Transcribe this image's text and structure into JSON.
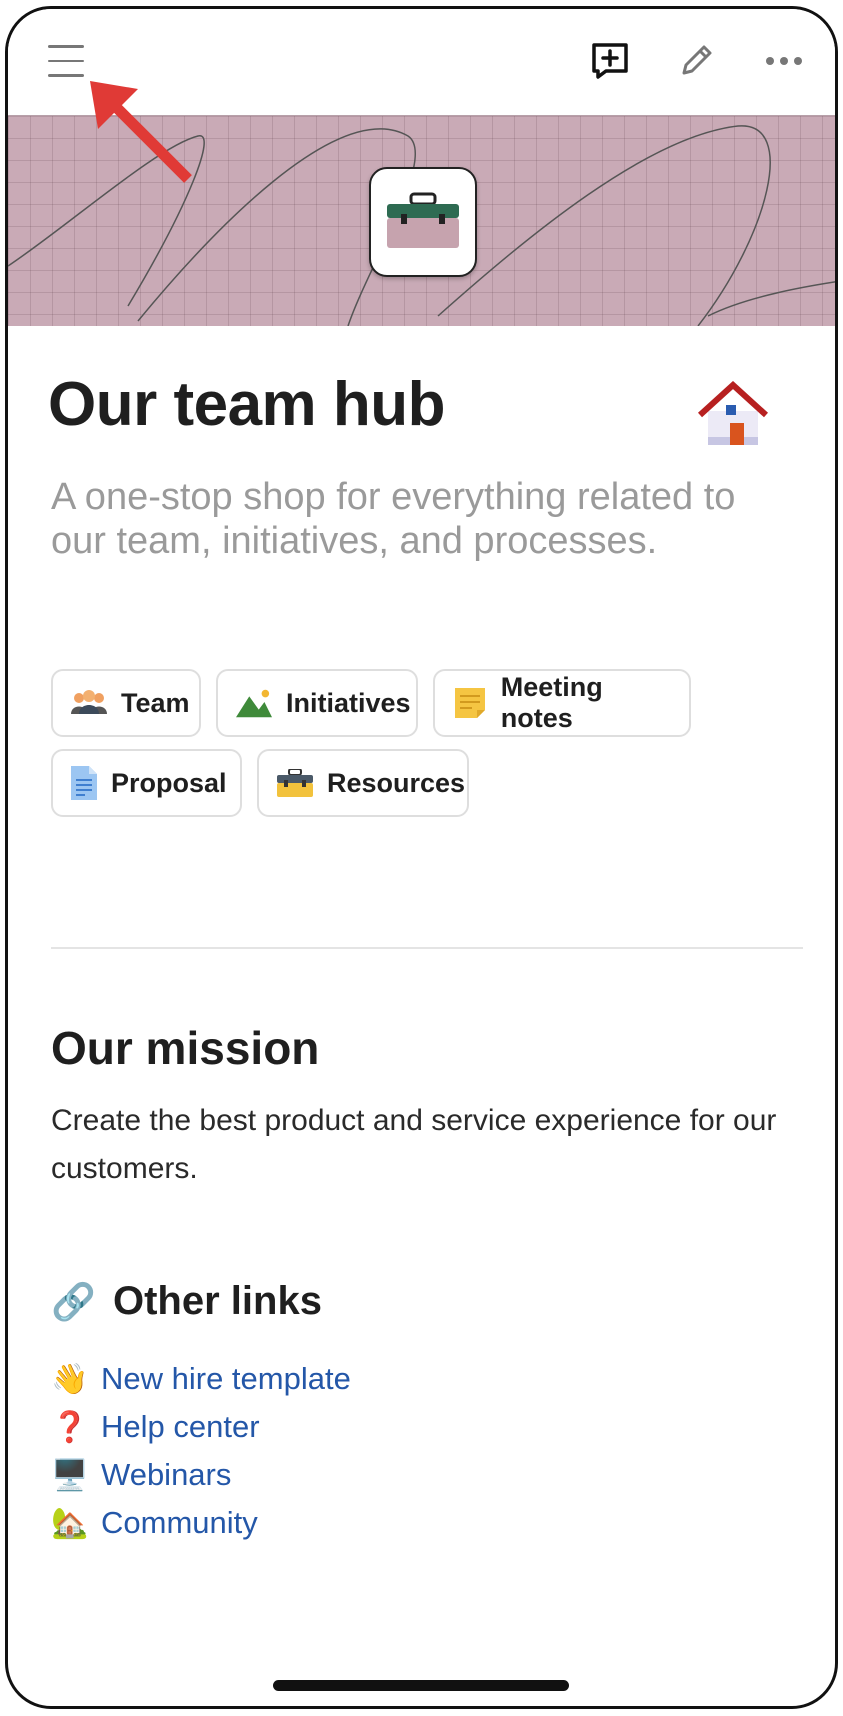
{
  "topbar": {
    "menu_icon": "hamburger-menu-icon",
    "actions": [
      "add-page-icon",
      "edit-pencil-icon",
      "more-options-icon"
    ]
  },
  "cover": {
    "icon": "toolbox-icon"
  },
  "page": {
    "title": "Our team hub",
    "title_icon": "house-icon",
    "subtitle": "A one-stop shop for everything related to our team, initiatives, and processes."
  },
  "chips": [
    {
      "label": "Team",
      "icon": "people-icon"
    },
    {
      "label": "Initiatives",
      "icon": "mountain-icon"
    },
    {
      "label": "Meeting notes",
      "icon": "note-icon"
    },
    {
      "label": "Proposal",
      "icon": "document-icon"
    },
    {
      "label": "Resources",
      "icon": "toolbox-icon"
    }
  ],
  "mission": {
    "heading": "Our mission",
    "text": "Create the best product and service experience for our customers."
  },
  "other_links": {
    "emoji": "🔗",
    "heading": "Other links",
    "items": [
      {
        "emoji": "👋",
        "label": "New hire template"
      },
      {
        "emoji": "❓",
        "label": "Help center"
      },
      {
        "emoji": "🖥️",
        "label": "Webinars"
      },
      {
        "emoji": "🏡",
        "label": "Community"
      }
    ]
  },
  "colors": {
    "accent_link": "#2457a8",
    "cover": "#c9aab6",
    "arrow": "#e03a36"
  }
}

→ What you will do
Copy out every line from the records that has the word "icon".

→ Reply to the exercise
    "menu_icon": "hamburger-menu-icon",
      "add-page-icon",
      "edit-pencil-icon",
      "more-options-icon"
    "icon": "toolbox-icon"
    "title_icon": "house-icon",
      "icon": "people-icon"
      "icon": "mountain-icon"
      "icon": "note-icon"
      "icon": "document-icon"
      "icon": "toolbox-icon"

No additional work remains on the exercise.